I chose to focus my final paper on social infrastructure and later, social capital, as a result of reading and watching Eric Klinenberg speak of the topic. The notion of human codependency interests me because of the state of politics in today’s society, especially in the United States. Communities will become more resilient if members work together and share trust. In a society so divided, it is important to research ways to better the community and our individual selves. My final research paper on Red Hook’s resiliency after Hurricane Sandy because I was inspired by my own community on Long Island and my own personal experience after the storm.
Since January, my research approaches have become more holistic. I try to get information from a variety of sources to have a better understanding of my research topic, as in my final. Different perspectives help create context to a situation. Diversity aids in democracy because of the opinions and inputs from various people and sources. The main themes in my inspirational toolkit revolve around the topics of power dynamics, power imbalances, omissions, and exploring bias and privilege. These topics are some I would like to study further about in my academic career and are the parts of my toolkit I would like to share with others. I believe it’s important for everyone, especially in college and in The New School, to be aware of their own privileges. The role of a designer is to listen to the community they are serving. A designer should not be entirely focused on looking for solutions, rather, finding a response to the world and its environment. I am interested in the racial and socioeconomic inequalities that exist within the systems and institutions we are involved in. This class opened up a dialogue about becoming aware of inequalities and their effects on the marginalized.

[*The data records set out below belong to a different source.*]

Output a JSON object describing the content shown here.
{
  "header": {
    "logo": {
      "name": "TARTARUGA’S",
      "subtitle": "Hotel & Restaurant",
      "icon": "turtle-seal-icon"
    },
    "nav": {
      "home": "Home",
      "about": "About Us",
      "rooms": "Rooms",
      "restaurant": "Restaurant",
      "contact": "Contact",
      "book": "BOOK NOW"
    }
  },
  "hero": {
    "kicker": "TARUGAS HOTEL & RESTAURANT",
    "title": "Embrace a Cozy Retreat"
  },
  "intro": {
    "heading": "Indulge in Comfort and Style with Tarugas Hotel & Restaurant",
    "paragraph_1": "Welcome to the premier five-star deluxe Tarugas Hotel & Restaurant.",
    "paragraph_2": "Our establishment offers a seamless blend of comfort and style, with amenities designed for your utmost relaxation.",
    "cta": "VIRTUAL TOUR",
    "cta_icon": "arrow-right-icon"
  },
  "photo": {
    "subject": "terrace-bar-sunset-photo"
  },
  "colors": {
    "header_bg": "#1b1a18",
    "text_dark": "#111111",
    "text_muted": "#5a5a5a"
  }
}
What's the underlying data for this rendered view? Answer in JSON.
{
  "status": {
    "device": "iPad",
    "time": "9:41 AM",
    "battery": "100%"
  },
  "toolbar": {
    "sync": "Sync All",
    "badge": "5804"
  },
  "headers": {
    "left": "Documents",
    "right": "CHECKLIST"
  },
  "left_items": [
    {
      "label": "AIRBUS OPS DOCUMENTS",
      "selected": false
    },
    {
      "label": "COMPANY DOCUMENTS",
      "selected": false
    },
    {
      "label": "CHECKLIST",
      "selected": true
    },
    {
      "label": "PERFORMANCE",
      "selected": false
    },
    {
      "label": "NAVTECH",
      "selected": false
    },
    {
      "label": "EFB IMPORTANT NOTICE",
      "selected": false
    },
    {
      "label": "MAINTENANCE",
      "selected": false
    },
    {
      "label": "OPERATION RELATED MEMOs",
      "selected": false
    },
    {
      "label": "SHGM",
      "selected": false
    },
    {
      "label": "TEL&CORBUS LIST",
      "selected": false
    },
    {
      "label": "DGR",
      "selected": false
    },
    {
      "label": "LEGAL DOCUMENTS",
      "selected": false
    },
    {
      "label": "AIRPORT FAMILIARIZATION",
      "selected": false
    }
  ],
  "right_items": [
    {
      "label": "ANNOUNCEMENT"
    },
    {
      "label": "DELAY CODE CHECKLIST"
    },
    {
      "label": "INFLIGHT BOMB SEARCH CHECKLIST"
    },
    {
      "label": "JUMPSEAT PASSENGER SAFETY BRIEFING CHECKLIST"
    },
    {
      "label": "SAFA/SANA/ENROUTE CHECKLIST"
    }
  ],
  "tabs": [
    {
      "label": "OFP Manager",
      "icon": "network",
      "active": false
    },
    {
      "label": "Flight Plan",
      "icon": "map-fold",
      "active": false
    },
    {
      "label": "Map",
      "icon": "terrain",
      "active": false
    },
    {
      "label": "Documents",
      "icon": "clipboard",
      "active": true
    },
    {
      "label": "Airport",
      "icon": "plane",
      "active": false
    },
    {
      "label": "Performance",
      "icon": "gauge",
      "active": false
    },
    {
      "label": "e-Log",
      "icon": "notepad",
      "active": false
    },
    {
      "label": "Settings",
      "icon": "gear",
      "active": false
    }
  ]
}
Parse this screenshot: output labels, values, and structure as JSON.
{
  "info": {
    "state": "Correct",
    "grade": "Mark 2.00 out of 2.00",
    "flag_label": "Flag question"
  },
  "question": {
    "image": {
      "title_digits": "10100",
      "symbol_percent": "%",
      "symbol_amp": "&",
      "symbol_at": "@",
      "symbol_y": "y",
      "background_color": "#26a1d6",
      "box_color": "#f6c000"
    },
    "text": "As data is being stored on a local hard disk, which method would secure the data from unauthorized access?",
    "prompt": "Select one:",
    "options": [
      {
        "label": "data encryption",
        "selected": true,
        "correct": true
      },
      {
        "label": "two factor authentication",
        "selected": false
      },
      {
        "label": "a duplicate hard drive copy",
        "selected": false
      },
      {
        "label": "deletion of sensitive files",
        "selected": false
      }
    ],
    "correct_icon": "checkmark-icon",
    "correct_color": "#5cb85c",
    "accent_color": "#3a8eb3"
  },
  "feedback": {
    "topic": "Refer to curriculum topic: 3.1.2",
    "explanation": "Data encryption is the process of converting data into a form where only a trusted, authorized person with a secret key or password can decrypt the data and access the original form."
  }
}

Below, I have created a map for my Integrative Seminar 2: Systems and Strategies Inspirational Toolkit:
Bridge 5 Commentary: